EL PASO, Texas (Border Report) ⁠— The Mexican consulate and the U.S. Labor Department office in El Paso on Friday signed a cooperation agreement to fight wage theft and other labor violations committed against immigrants.

The consulate said it will begin a weeklong labor-rights education campaign on Monday and encourage Mexican citizens who experience workplace exploitation to file a complaint with the local Wage and Hour Division of the Labor Department.

Mauricio Ibarra Ponce de Leon, Mexico’s consul general in El Paso. (Julian Resendiz/Border Report)

“Everyone who works in the United States, regardless of immigration status, has rights in the workplace that are guaranteed by law,” said Mauricio Ibarra Ponce de Leon, Mexican consul general in El Paso. “We will support our community and ensure that their labor rights are being respected. This agreement allows us to send people who come to us to the appropriate (U.S.) authority.”

Jacobo Valenzuela, a representative of the Wage and Hour Division in El Paso, said his office receives some 600 labor-related complaints a year. Most complaints come from workers in the restaurant, construction and agricultural industries, he said.

Ibarra said wage-theft — which occurs when an employer short-changes an employee for hours worked, refuses to pay overtime already performed or withholds payment altogether — isn’t the only issue faced by immigrant workers on the border.
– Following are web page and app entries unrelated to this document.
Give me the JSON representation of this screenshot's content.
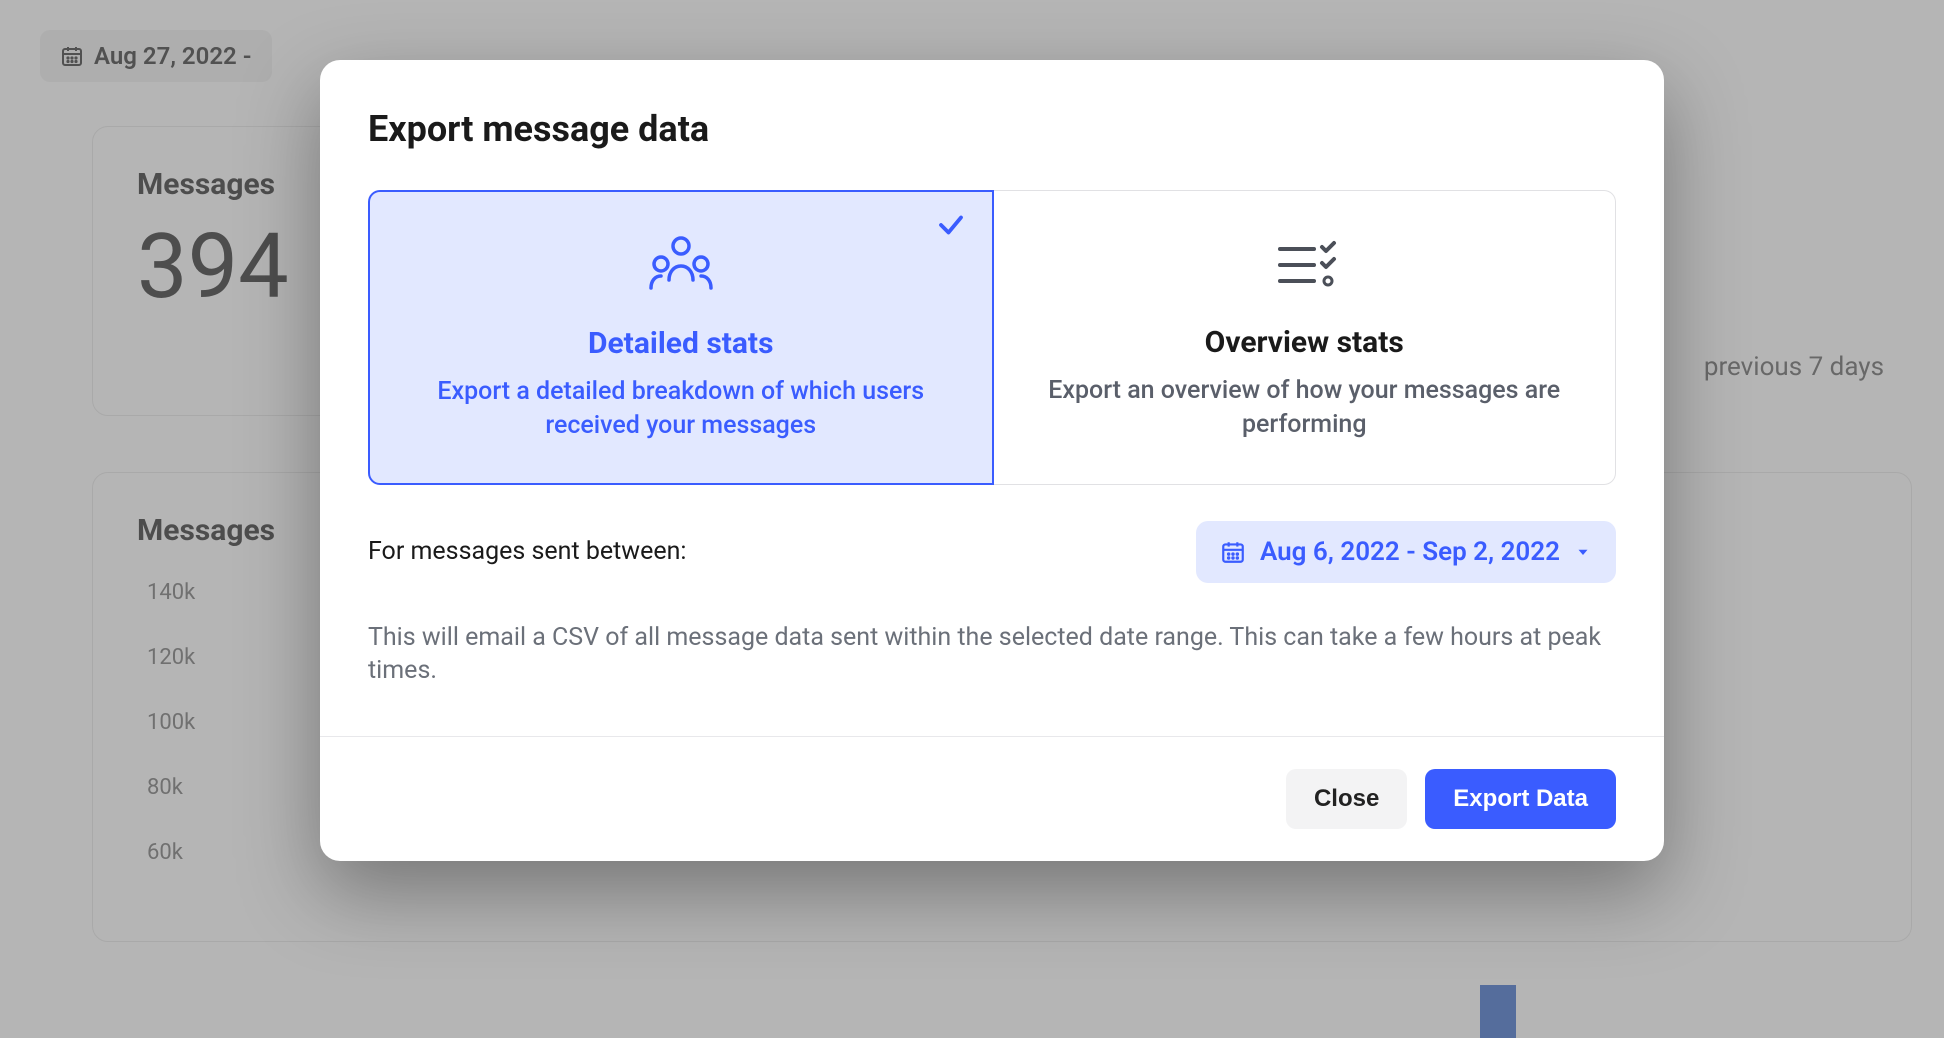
{
  "background": {
    "date_range_button": "Aug 27, 2022 -",
    "card1_title": "Messages",
    "card1_number": "394",
    "prev_days": "previous 7 days",
    "card2_title": "Messages",
    "ticks": [
      "140k",
      "120k",
      "100k",
      "80k",
      "60k"
    ]
  },
  "modal": {
    "title": "Export message data",
    "options": {
      "detailed": {
        "title": "Detailed stats",
        "desc": "Export a detailed breakdown of which users received your messages"
      },
      "overview": {
        "title": "Overview stats",
        "desc": "Export an overview of how your messages are performing"
      }
    },
    "date_label": "For messages sent between:",
    "date_picker_value": "Aug 6, 2022 - Sep 2, 2022",
    "helper_text": "This will email a CSV of all message data sent within the selected date range. This can take a few hours at peak times.",
    "close_button": "Close",
    "export_button": "Export Data"
  }
}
The weeklong Spanish-language education campaign known as “Labor Rights Week” will also include information on filing workplace injury claims, sexual harassment and human-trafficking complaints, as well as workplace safety issues.

This is a propitious time for labor-rights enforcement because the agricultural season in the El Paso region has started, said Carlos Marentes, executive director of the Border Farm Workers Center. Onions are being harvested now in fields in Luna, Otero, Doña Ana, El Paso and Hudspeth counties, and the chile harvest is less than a month away, he said.

“The workers are often paid by the piece, by the bucket or by the bin. This is hard work and sometimes what they produce does not equal the minimum wage. Regardless, the employer has to pay them at least the minimum wage, but often that doesn’t happen,” Marentes said, adding that he and his staff have been educating agricultural workers about their rights for more than two decades.

He agrees that more labor-rights education is needed because the workers often are reluctant to complain — either because they don’t know their rights or don’t want to risk being fired. “Many continue to work because they say a little income is better than no income, but that’s not right,” he said.

Norberto Villarruel, a retired El Paso farmworker, said he was the victim of wage theft on several occasions. “They paid you cash and they deducted taxes, but they never gave you a receipt and you could never recover your taxes,” said Villarruel, who picked onions, chile and other crops in Deming and Hatch, New Mexico, and Arizona.

Norberto Villarruel (Julian Resendiz/Border Report)

Villarruel, who became a seasoned picker, said his typical daily wage was about $30. Because harvesting takes place during the hottest months of the year, contract farm workers in the Southwest typically begin the workday before sunrise and must be done by 2 p.m., he said.

For information on how to file a labor-related complaint, people can call the Wage and Hour Division at (915) 534-6426 or visit 700 E. San Antonio Ave. in El Paso. Information is also available online.